▶ _Exercise objective_
Gather every line from the entries below that includes "left".

Start of Records provided

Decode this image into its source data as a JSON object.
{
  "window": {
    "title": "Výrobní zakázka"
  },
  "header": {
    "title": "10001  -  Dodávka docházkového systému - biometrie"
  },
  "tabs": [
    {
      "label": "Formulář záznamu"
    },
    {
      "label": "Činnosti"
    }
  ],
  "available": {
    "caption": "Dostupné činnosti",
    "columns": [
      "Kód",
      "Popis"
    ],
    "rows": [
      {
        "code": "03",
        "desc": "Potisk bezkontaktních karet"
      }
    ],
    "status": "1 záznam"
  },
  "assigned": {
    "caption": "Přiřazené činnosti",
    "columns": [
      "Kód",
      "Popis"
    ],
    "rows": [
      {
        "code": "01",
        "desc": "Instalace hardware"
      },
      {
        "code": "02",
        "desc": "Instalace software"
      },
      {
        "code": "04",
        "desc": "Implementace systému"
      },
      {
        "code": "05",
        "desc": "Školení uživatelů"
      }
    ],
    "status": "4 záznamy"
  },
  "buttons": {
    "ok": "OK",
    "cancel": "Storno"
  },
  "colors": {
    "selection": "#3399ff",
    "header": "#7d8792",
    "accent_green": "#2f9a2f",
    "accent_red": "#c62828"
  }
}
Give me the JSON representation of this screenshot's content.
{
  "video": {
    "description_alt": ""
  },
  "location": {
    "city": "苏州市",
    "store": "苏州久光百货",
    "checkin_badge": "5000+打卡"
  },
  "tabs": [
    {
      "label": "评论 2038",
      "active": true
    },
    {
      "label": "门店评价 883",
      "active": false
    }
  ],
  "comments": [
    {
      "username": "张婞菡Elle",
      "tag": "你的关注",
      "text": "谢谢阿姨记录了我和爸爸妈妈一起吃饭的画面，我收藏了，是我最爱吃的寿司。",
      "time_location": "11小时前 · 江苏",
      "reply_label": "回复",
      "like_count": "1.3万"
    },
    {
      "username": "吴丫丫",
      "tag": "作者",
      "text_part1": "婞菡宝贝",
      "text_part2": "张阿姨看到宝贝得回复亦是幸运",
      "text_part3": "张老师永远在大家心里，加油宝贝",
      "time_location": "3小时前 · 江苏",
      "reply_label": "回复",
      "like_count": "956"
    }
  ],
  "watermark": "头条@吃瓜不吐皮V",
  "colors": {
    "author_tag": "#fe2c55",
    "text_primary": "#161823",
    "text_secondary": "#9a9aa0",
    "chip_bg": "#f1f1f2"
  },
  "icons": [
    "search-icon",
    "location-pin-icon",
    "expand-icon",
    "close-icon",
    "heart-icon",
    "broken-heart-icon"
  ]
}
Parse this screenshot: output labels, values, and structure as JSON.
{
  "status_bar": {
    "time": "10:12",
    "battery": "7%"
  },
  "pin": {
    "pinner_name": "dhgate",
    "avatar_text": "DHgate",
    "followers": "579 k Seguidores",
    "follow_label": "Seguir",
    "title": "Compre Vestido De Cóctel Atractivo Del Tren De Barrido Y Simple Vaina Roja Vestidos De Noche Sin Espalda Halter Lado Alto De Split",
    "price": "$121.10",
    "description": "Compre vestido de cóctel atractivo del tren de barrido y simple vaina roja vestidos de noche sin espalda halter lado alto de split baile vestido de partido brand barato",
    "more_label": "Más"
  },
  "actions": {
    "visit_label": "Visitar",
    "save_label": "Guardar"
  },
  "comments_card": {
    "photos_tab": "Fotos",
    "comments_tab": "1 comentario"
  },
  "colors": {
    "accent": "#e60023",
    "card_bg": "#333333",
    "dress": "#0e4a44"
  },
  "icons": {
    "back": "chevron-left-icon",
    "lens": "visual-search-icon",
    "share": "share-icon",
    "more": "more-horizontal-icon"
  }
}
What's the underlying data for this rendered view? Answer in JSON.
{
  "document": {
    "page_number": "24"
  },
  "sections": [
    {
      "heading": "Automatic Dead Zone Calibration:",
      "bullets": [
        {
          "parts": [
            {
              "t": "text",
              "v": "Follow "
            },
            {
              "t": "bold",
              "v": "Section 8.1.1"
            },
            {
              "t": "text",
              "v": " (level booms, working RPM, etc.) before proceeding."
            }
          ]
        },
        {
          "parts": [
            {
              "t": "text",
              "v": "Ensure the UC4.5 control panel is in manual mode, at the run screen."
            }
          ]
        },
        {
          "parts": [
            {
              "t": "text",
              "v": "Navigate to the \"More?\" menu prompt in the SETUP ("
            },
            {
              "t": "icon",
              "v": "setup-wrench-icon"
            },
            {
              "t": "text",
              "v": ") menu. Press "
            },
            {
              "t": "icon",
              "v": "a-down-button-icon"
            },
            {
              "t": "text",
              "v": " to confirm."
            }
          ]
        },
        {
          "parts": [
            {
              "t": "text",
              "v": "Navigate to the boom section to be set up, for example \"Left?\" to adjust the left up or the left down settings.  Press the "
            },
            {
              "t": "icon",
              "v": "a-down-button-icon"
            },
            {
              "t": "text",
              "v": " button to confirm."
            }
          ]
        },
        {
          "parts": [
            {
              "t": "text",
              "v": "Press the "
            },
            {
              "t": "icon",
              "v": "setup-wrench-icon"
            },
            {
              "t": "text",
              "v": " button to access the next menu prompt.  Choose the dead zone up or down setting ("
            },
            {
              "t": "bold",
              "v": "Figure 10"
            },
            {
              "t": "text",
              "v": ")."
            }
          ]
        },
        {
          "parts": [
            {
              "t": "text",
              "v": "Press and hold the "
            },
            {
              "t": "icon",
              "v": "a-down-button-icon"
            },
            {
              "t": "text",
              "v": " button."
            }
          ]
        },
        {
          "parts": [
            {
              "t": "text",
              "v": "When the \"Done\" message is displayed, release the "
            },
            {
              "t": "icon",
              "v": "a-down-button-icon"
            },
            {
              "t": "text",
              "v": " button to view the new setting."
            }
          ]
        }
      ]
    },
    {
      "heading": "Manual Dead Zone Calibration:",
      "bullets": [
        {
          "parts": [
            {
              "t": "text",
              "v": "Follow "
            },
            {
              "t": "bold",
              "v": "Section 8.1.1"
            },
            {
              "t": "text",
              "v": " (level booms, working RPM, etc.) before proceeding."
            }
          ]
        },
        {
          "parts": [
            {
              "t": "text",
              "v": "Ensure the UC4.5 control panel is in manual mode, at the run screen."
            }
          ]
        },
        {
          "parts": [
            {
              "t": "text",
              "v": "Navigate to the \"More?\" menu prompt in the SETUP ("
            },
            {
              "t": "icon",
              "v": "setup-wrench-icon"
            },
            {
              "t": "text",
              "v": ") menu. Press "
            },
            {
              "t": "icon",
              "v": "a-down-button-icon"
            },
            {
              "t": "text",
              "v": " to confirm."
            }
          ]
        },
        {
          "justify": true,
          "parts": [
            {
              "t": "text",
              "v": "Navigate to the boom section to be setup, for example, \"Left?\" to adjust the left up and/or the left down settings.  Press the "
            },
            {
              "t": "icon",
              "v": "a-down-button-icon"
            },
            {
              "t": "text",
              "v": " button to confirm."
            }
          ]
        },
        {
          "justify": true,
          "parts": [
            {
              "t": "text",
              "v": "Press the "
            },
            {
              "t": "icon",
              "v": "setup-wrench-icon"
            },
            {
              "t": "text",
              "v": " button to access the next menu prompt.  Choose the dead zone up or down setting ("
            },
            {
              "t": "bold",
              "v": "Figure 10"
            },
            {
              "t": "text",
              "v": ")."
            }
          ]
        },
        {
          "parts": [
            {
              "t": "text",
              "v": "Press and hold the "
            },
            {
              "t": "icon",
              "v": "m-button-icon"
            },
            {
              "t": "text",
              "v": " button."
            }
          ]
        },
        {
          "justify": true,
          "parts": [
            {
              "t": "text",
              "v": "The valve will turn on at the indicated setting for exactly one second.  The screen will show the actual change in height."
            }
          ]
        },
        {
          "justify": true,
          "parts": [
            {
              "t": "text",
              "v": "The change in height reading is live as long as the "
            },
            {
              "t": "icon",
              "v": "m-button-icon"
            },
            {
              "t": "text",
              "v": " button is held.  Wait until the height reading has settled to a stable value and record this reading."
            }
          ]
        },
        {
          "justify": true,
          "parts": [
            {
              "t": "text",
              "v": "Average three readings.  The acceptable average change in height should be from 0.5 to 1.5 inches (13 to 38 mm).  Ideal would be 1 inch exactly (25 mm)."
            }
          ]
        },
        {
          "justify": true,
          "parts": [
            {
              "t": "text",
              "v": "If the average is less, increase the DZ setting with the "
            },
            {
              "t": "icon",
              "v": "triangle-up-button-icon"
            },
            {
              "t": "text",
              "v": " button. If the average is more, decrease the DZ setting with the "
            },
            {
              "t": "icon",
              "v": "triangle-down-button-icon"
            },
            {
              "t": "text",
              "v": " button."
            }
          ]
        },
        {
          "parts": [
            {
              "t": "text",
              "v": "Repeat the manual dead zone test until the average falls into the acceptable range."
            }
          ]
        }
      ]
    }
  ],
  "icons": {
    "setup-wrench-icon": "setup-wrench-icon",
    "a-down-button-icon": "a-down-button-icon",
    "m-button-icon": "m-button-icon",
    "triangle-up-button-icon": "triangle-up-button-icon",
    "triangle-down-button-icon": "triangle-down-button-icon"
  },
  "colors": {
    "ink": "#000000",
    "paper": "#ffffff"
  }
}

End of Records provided

▶ _Task solution_
    "back": "chevron-left-icon",
              "v": "Navigate to the boom section to be set up, for example \"Left?\" to adjust the left up or the left down settings.  Press the "
              "v": "Navigate to the boom section to be setup, for example, \"Left?\" to adjust the left up and/or the left down settings.  Press the "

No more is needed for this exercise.